Phase 4) Relax each muscle individually in the reverse order as you slowly exhale. Begin the relaxation phase by bringing the chin to the chest and thus relaxing all four parts of the neck.

Phase 5) With the chin still on the chest, double inhale and gradually tense, and vibrate the whole body, and then gradually relax, with a double exhalation.

[There is no double breath in either Phase 3 or Phase 4. Phase 5 will be completely new to most of you; it was to me.]

Four-Part Arm Recharging

27. Four-Part Arm Recharging

Begin with your arms at your sides. Then bring your fists to chest level. Tense your arms and in a continuous motion push the fists out to the side. Then pull them back to the chest and push the arms out to the front. Then return them to the chest and sweep them up above your head, rising up on your toes as you reach full extension. End by coming down off your toes and relaxing the arms, first to your chest and then lowering your hands to your sides. The arms should be tensed throughout these movements, but relaxed momentarily at the points where they are fully extended and when the fists touch the chest. The breathing is as follows: Inhale as you extend the arms from the chest outward to the sides and back to the chest. Exhale with the movement pushing forward and coming back to the chest. Double inhale as you extend the arms above your head. Finally, double exhale as you relax them down to the waist.

Repeat three times.

[This is not a change, but it’s worth emphasizing that the first two breath movements—inhaling to the sides, exhaling to the front—are single breaths, not double breaths. Also, there is tension on every movement except when you relax your arms down at the end of each cycle.]


32. Fencing

Start with both fists at your chest. Double exhale as you step your left foot forward and thrust your right arm forward, tensing the entire right side of your body (as though closing a heavy door). Don’t lean forward as you thrust but stay centered over the middle of your body. Double inhale as you step back and relax into the initial position. Repeat to the other side.

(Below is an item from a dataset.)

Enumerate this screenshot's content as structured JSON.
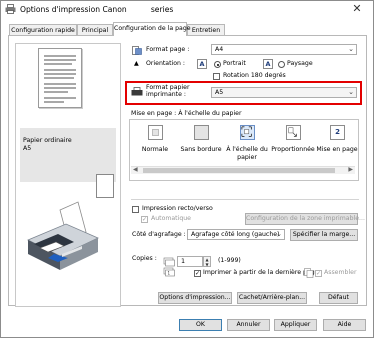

Do each side three times, alternating. (Make sure you are extending the opposite arm and leg.)

[Remember to tense not just the forward-thrusting arm, but that entire side of the body.]

Double Breathing (without tension)

39. Double Breathing (without tension)

With elbows bent and hands in a relaxed fist position facing forward, draw your hands towards your upper chest and shoulder area. Close your eyes and focus your attention at the point between the eyebrows. Softly double exhale as you extend your arms and hands in front, and hold them there. Enjoy the pause between breaths. Softly double inhale as you bring your hands back to your chest. Enjoy that pause as well. Feel relaxed, peaceful, and energized. Repeat 6–10 times.

[Hands start from and return to the chest. There’s no affirmation.]

Moving Forward

As you can see, Energization has not been radically changed by these refinements. Still, I think you’ll feel some nice improvements if you’ve been hanging out—knowingly or unknowingly—with any sacred dogs. Why not untie them and let them go, both for your sake and the sake of your students?

This article was written for the Ananda Yoga® Teacher Association newsletter.

Learn more, or find a certified Ananda Yoga® teacher near you.

Leave a Reply

Your email address will not be published. Required fields are marked *